Federal government approves premier Ford's request for military aid

Members of the Canadian Armed Forces march during the Calgary Stampede parade in Calgary, Friday, July 8, 2016. THE CANADIAN PRESS/Jeff McIntosh

Ontario's hard hit long-term care homes will be getting military support, after the federal government approved a request for back-up from Premier Doug Ford.

Members with the Canadian Armed Forces will be deployed to five long-term care homes to help manage administrative duties, freeing up nurses and personal support workers to focus on patient care and giving overworked staff much needed respite. 

Ontario's Chief Medical Officer of Health Dr. David Williams said the province requested 250 soldiers, to be deployed in teams of 50. 

Medically-trained personnel will be directed to support long-term care staff by an officer, while those without medical backgrounds may be used for administrative tasks. 

In Quebec, where at least 150 troops were deployed on April 19, soldiers have been helping with daily activities such as feeding and changing residents, tidying up rooms and moving patients within facilities.

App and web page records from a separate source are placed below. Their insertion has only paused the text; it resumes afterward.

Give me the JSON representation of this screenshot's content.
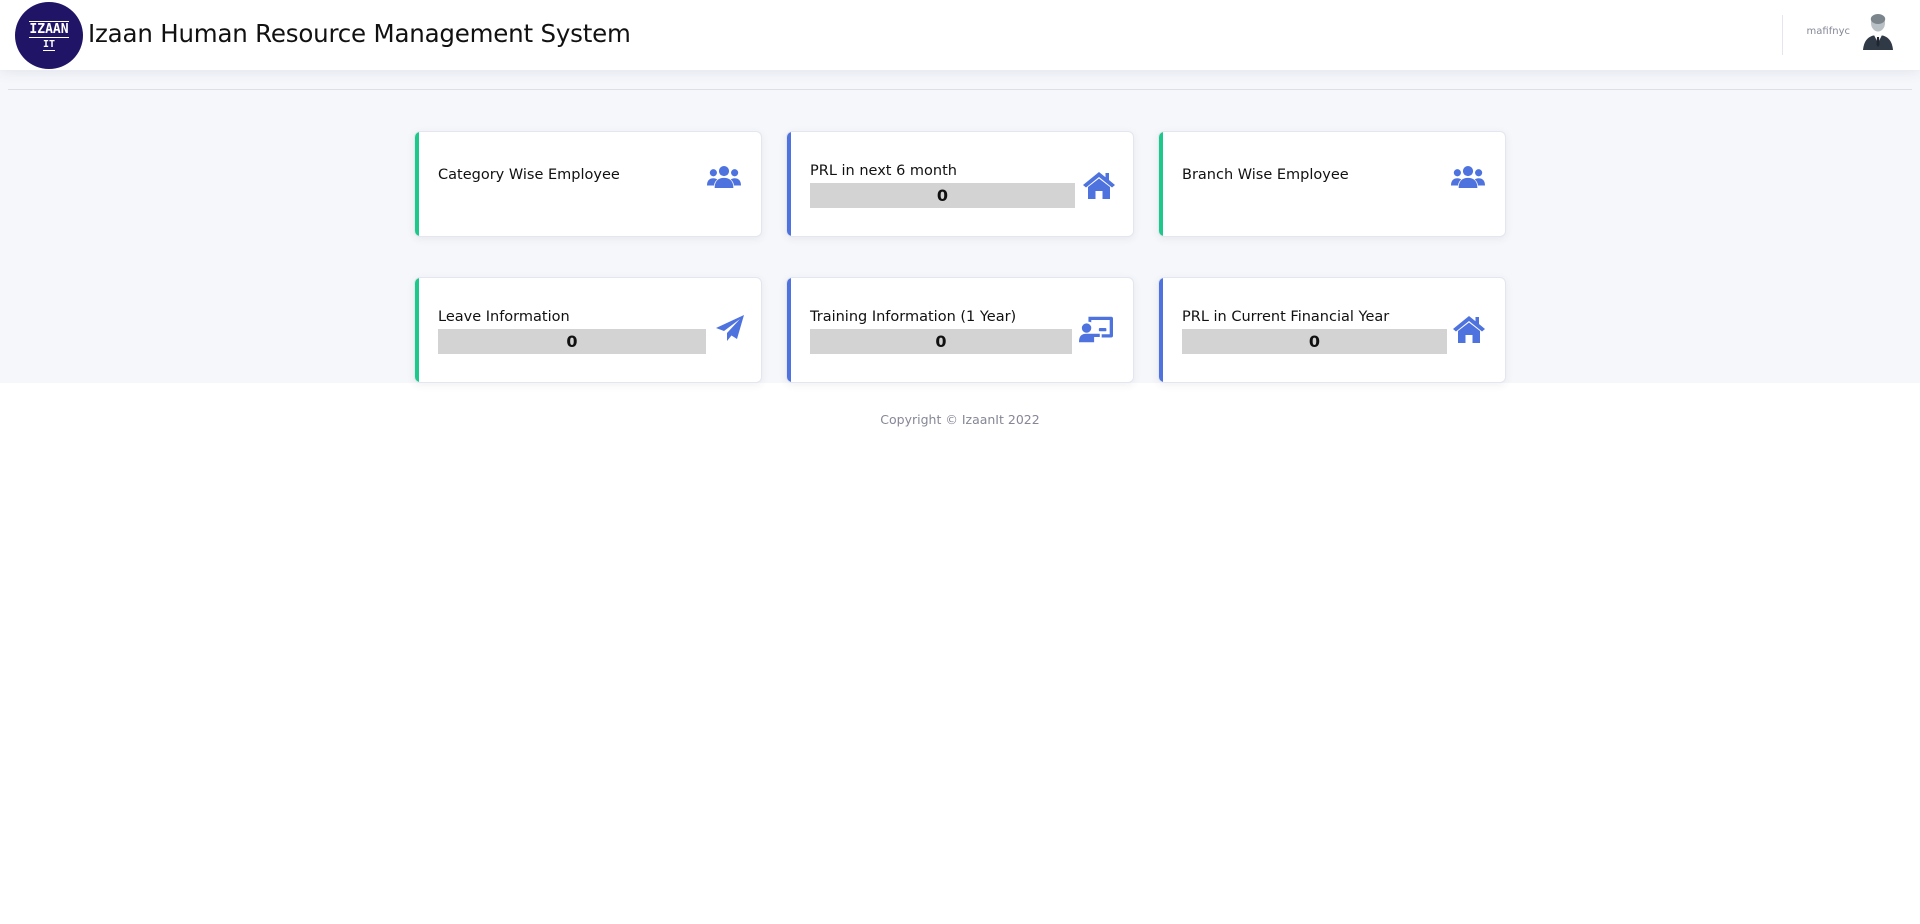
{
  "header": {
    "logo_line1": "IZAAN",
    "logo_line2": "IT",
    "title": "Izaan Human Resource Management System",
    "user_name": "mafifnyc"
  },
  "cards": [
    {
      "title": "Category Wise Employee",
      "value": null,
      "icon": "users-icon",
      "accent": "#1cc88a"
    },
    {
      "title": "PRL in next 6 month",
      "value": "0",
      "icon": "home-icon",
      "accent": "#4e73df"
    },
    {
      "title": "Branch Wise Employee",
      "value": null,
      "icon": "users-icon",
      "accent": "#1cc88a"
    },
    {
      "title": "Leave Information",
      "value": "0",
      "icon": "paper-plane-icon",
      "accent": "#1cc88a"
    },
    {
      "title": "Training Information (1 Year)",
      "value": "0",
      "icon": "chalkboard-teacher-icon",
      "accent": "#4e73df"
    },
    {
      "title": "PRL in Current Financial Year",
      "value": "0",
      "icon": "home-icon",
      "accent": "#4e73df"
    }
  ],
  "colors": {
    "icon": "#4e73df",
    "accent_green": "#1cc88a",
    "accent_blue": "#4e73df",
    "logo_bg": "#1f1466"
  },
  "footer": {
    "copyright": "Copyright © IzaanIt 2022"
  }
}
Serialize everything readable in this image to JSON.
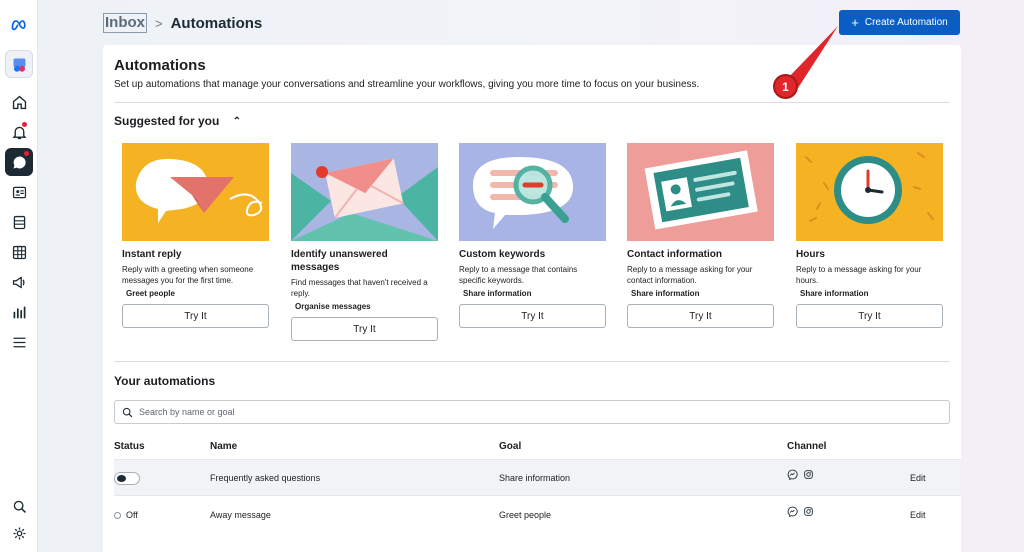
{
  "breadcrumb": {
    "root": "Inbox",
    "separator": ">",
    "current": "Automations"
  },
  "create_button": {
    "label": "Create Automation"
  },
  "callout": {
    "number": "1"
  },
  "page": {
    "title": "Automations",
    "description": "Set up automations that manage your conversations and streamline your workflows, giving you more time to focus on your business."
  },
  "suggested": {
    "title": "Suggested for you",
    "cards": [
      {
        "title": "Instant reply",
        "description": "Reply with a greeting when someone messages you for the first time.",
        "tag": "Greet people",
        "button": "Try It"
      },
      {
        "title": "Identify unanswered messages",
        "description": "Find messages that haven't received a reply.",
        "tag": "Organise messages",
        "button": "Try It"
      },
      {
        "title": "Custom keywords",
        "description": "Reply to a message that contains specific keywords.",
        "tag": "Share information",
        "button": "Try It"
      },
      {
        "title": "Contact information",
        "description": "Reply to a message asking for your contact information.",
        "tag": "Share information",
        "button": "Try It"
      },
      {
        "title": "Hours",
        "description": "Reply to a message asking for your hours.",
        "tag": "Share information",
        "button": "Try It"
      }
    ]
  },
  "your_automations": {
    "title": "Your automations",
    "search_placeholder": "Search by name or goal",
    "columns": {
      "status": "Status",
      "name": "Name",
      "goal": "Goal",
      "channel": "Channel"
    },
    "rows": [
      {
        "status": "",
        "name": "Frequently asked questions",
        "goal": "Share information",
        "edit": "Edit"
      },
      {
        "status": "Off",
        "name": "Away message",
        "goal": "Greet people",
        "edit": "Edit"
      }
    ]
  },
  "colors": {
    "primary": "#0a5dc2",
    "callout": "#e0252b",
    "rail_active": "#1c2b33"
  }
}
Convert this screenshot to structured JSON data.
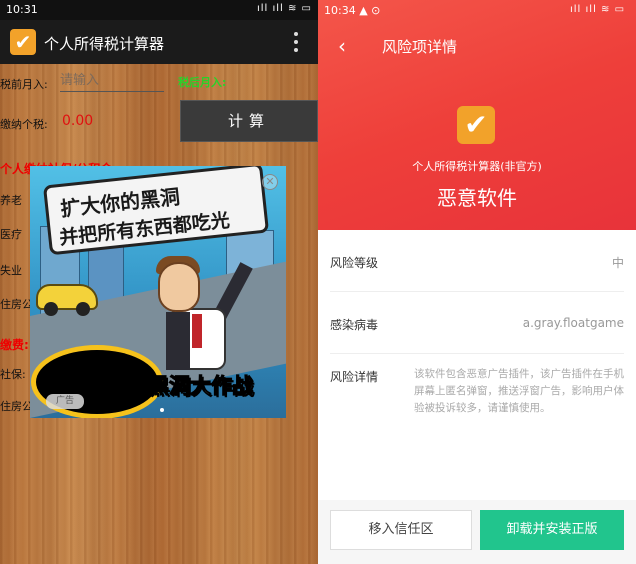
{
  "left": {
    "status": {
      "time": "10:31",
      "icons": "ıll ıll ≋ ▭"
    },
    "app_title": "个人所得税计算器",
    "pre_tax_label": "税前月入:",
    "pre_tax_placeholder": "请输入",
    "after_tax_label": "税后月入:",
    "tax_label": "缴纳个税:",
    "tax_value": "0.00",
    "calc_button": "计算",
    "personal_heading": "个人缴纳社保/公积金",
    "employer_heading": "缴费:",
    "insurance_labels": [
      "养老",
      "医疗",
      "失业",
      "住房公"
    ],
    "base_labels": [
      "社保:",
      "住房公"
    ],
    "ad": {
      "line1": "扩大你的黑洞",
      "line2": "并把所有东西都吃光",
      "game_title": "黑洞大作战",
      "tag": "广告",
      "close": "✕"
    }
  },
  "right": {
    "status": {
      "time": "10:34",
      "alerts": "▲ ⊙",
      "icons": "ıll ıll ≋ ▭"
    },
    "back": "‹",
    "title": "风险项详情",
    "app_name": "个人所得税计算器(非官方)",
    "verdict": "恶意软件",
    "rows": [
      {
        "key": "风险等级",
        "value": "中"
      },
      {
        "key": "感染病毒",
        "value": "a.gray.floatgame"
      }
    ],
    "detail_key": "风险详情",
    "detail_text": "该软件包含恶意广告插件，该广告插件在手机屏幕上匿名弹窗，推送浮窗广告，影响用户体验被投诉较多，请谨慎使用。",
    "trust_button": "移入信任区",
    "uninstall_button": "卸载并安装正版"
  }
}
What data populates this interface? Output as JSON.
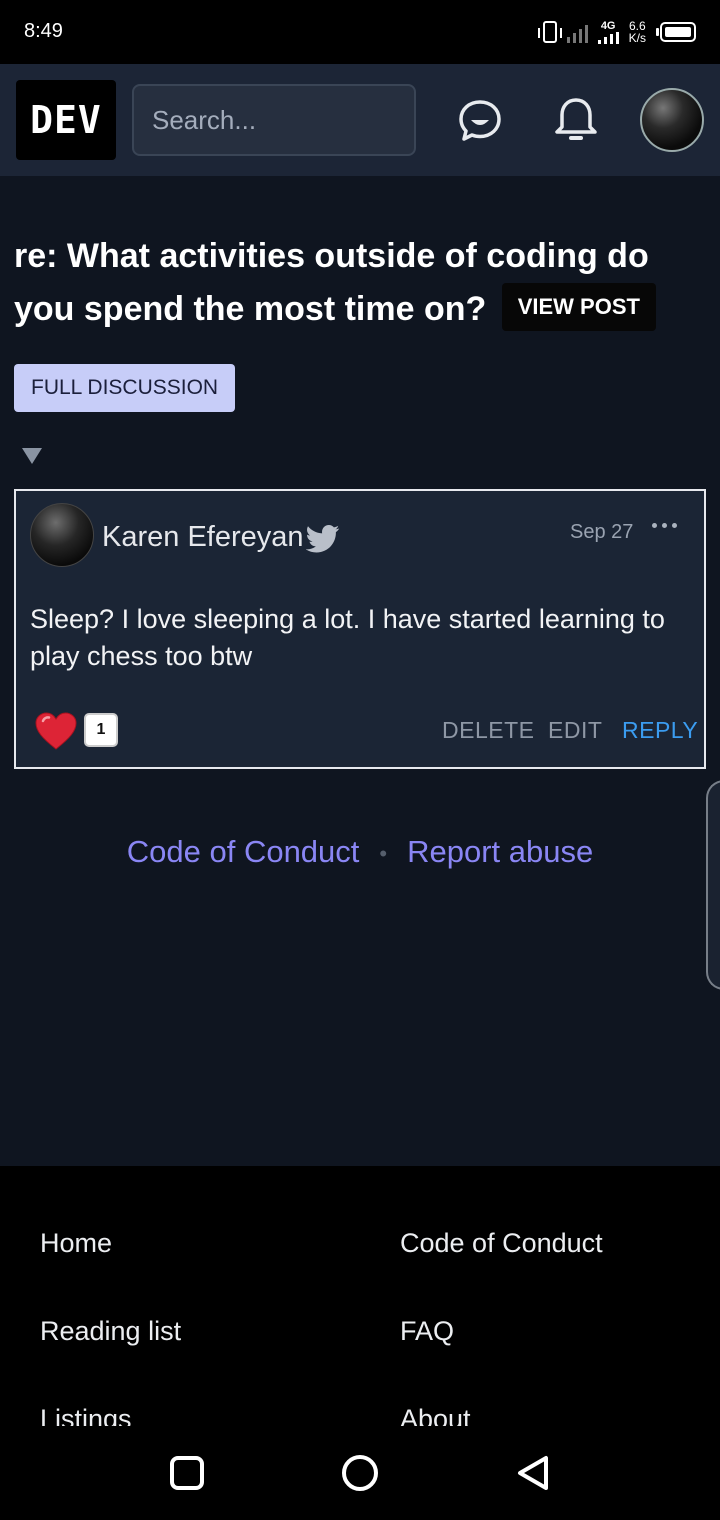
{
  "status_bar": {
    "time": "8:49",
    "network": "4G",
    "net_speed": "6.6",
    "net_unit": "K/s"
  },
  "header": {
    "logo": "DEV",
    "search_placeholder": "Search...",
    "icons": [
      "chat-icon",
      "bell-icon",
      "profile-avatar"
    ]
  },
  "post": {
    "title": "re: What activities outside of coding do you spend the most time on?",
    "view_post_label": "VIEW POST",
    "full_discussion_label": "FULL DISCUSSION"
  },
  "comment": {
    "author": "Karen Efereyan",
    "date": "Sep 27",
    "body": "Sleep? I love sleeping a lot. I have started learning to play chess too btw",
    "reaction_count": "1",
    "actions": {
      "delete": "DELETE",
      "edit": "EDIT",
      "reply": "REPLY"
    }
  },
  "footer": {
    "code_of_conduct": "Code of Conduct",
    "report_abuse": "Report abuse",
    "separator": "•"
  },
  "bottom_nav": {
    "left": [
      "Home",
      "Reading list",
      "Listings"
    ],
    "right": [
      "Code of Conduct",
      "FAQ",
      "About"
    ]
  },
  "colors": {
    "accent_link": "#8a86f4",
    "reply": "#3b9cf0",
    "background": "#0f1520"
  }
}
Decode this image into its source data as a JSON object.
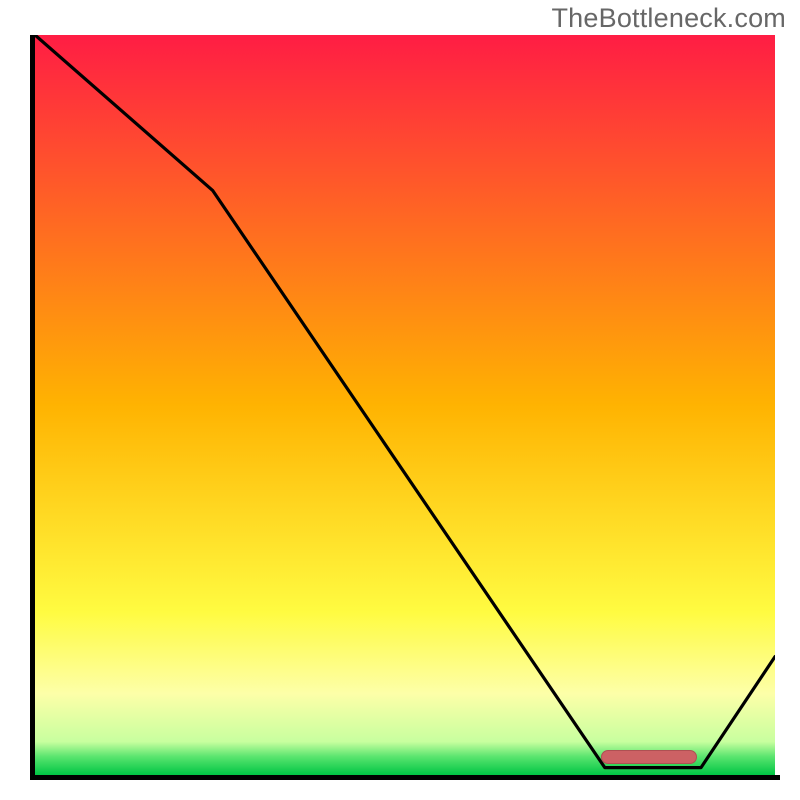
{
  "watermark": "TheBottleneck.com",
  "gradient": {
    "stops": [
      {
        "offset": 0.0,
        "color": "#ff1d44"
      },
      {
        "offset": 0.5,
        "color": "#ffb301"
      },
      {
        "offset": 0.78,
        "color": "#fffb41"
      },
      {
        "offset": 0.89,
        "color": "#fdffa8"
      },
      {
        "offset": 0.955,
        "color": "#c8ff9f"
      },
      {
        "offset": 0.975,
        "color": "#5be56f"
      },
      {
        "offset": 1.0,
        "color": "#00c544"
      }
    ]
  },
  "marker": {
    "x_start": 0.765,
    "x_end": 0.895,
    "y": 0.975
  },
  "chart_data": {
    "type": "line",
    "title": "",
    "xlabel": "",
    "ylabel": "",
    "xlim": [
      0,
      1
    ],
    "ylim": [
      0,
      1
    ],
    "series": [
      {
        "name": "bottleneck-curve",
        "x": [
          0.0,
          0.24,
          0.77,
          0.9,
          1.0
        ],
        "y": [
          1.0,
          0.79,
          0.01,
          0.01,
          0.16
        ]
      }
    ],
    "optimal_region": {
      "x_start": 0.765,
      "x_end": 0.895,
      "severity": 0.0
    },
    "legend": []
  }
}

Ontairo's long-term care homes have been ravaged by COVID-19, taking the lives of 516 residents—representing 72 per cent of all COVID-19 deaths in the province –and leaving 2,189 additional residents stricken with the virus. 

More than 1,000 employees in 128 residences have also contracted the virus, and one long-term care staff member has died. 

Prime Minister Justin Trudeau has cautioned that the request for military assistance is a "short-term" solution to allow provinces to "get in control" of long-term care outbreaks. 

"In Canada, we shouldn't have soldiers taking care of seniors," Trudeau said. "In the weeks and months to come, we will all have to ask tough questions about how it came to this."